woman at work in the lab

WARP helps female academics readjust more quickly when they return to work, post-maternity leave

Women Academic Returners’ Programme (WARP)

Our Women Academic Returners’ Programme (WARP) supports women who are returning to work after time off for maternity leave and it has made a huge difference across the institution.

Over 136 women have received awards since 2006 totalling over £1.7 million. Award recipients have since brought in over £12.5 million in apportioned research grant income to the University, representing a return on investment of over 620 per cent. The University also saw improved retention rates for women after maternity leave.

An academic in the Faculty of Medicine, Dentistry and Health said of her experience of WARP:

“It is very easy to see the impact of the rollout of WARP across the University based on my experiences across two periods of pregnancy in different departments.

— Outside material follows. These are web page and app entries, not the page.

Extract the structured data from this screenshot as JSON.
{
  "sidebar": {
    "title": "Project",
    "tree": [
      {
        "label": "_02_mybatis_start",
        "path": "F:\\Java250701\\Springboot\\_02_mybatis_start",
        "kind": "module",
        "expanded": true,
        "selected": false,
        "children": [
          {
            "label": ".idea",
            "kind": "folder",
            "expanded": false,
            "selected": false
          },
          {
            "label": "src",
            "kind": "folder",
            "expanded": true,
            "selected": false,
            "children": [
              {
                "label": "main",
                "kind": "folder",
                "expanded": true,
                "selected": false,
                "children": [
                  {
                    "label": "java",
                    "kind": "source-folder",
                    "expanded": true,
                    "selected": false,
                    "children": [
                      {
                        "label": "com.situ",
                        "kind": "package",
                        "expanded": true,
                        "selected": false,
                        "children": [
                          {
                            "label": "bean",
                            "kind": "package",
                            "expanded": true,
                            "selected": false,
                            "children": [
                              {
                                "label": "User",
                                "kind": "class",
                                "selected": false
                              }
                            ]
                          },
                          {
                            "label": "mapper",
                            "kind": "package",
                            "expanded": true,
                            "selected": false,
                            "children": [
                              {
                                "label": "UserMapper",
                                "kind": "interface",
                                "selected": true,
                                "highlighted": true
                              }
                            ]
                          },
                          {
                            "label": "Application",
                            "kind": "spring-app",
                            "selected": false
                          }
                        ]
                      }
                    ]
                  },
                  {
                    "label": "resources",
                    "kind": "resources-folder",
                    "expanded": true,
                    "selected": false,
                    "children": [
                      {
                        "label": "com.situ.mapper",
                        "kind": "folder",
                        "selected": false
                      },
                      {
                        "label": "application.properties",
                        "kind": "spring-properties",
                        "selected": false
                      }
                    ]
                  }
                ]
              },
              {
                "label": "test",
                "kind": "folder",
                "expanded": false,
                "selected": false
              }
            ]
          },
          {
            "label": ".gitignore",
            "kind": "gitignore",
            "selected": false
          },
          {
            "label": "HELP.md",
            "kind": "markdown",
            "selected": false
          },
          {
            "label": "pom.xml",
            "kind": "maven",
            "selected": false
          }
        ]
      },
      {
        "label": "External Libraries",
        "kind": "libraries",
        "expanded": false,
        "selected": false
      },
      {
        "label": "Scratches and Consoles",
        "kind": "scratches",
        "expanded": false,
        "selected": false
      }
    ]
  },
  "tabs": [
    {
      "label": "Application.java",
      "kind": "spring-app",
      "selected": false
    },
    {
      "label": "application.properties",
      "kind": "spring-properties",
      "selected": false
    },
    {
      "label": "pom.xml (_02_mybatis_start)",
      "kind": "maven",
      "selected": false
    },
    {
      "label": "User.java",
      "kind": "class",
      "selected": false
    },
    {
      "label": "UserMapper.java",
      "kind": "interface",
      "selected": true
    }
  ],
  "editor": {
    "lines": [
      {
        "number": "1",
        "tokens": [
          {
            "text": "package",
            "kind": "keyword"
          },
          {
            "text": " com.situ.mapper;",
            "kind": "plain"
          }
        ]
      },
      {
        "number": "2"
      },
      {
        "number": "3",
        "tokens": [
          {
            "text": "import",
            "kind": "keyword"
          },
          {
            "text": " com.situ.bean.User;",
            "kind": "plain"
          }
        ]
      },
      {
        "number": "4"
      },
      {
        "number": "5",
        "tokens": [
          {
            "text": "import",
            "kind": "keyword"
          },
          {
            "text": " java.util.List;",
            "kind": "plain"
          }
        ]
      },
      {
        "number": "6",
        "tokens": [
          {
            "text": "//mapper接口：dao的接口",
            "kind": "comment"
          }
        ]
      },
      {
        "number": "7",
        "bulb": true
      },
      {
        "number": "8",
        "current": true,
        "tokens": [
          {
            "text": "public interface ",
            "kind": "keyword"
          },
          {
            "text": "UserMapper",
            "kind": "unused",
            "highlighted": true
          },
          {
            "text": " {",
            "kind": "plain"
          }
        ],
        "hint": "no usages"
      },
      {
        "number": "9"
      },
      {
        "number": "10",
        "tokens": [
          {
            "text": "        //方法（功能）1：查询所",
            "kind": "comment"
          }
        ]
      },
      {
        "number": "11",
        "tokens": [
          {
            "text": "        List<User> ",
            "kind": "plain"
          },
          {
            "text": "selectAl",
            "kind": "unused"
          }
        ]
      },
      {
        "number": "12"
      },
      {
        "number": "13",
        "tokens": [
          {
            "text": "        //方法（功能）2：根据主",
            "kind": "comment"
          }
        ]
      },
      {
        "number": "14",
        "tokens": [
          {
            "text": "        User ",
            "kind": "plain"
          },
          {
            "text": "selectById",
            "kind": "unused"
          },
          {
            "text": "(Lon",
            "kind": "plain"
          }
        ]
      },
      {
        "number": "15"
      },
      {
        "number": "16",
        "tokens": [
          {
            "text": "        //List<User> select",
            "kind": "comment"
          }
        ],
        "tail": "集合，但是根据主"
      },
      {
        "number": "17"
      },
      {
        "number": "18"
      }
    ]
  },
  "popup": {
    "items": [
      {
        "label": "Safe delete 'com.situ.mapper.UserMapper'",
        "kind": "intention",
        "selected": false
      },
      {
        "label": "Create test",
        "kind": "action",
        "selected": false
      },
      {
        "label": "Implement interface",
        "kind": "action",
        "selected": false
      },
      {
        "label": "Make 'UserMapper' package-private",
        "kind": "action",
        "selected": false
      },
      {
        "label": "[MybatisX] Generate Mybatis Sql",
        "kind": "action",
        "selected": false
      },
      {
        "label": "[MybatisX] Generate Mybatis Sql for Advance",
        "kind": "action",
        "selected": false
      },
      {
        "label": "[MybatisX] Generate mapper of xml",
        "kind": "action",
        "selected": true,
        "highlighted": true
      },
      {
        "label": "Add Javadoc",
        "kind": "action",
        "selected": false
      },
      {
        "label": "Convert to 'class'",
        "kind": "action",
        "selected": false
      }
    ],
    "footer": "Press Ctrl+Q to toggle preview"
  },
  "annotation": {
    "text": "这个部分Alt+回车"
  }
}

"The first time, when I was not eligible for WARP support (before it was adopted University-wide), I saw a huge dip in my research outputs and a much slower return to pre-pregnancy levels. The second time, when I had WARP funding, the dip was smaller and the time to return to previous levels was shorter."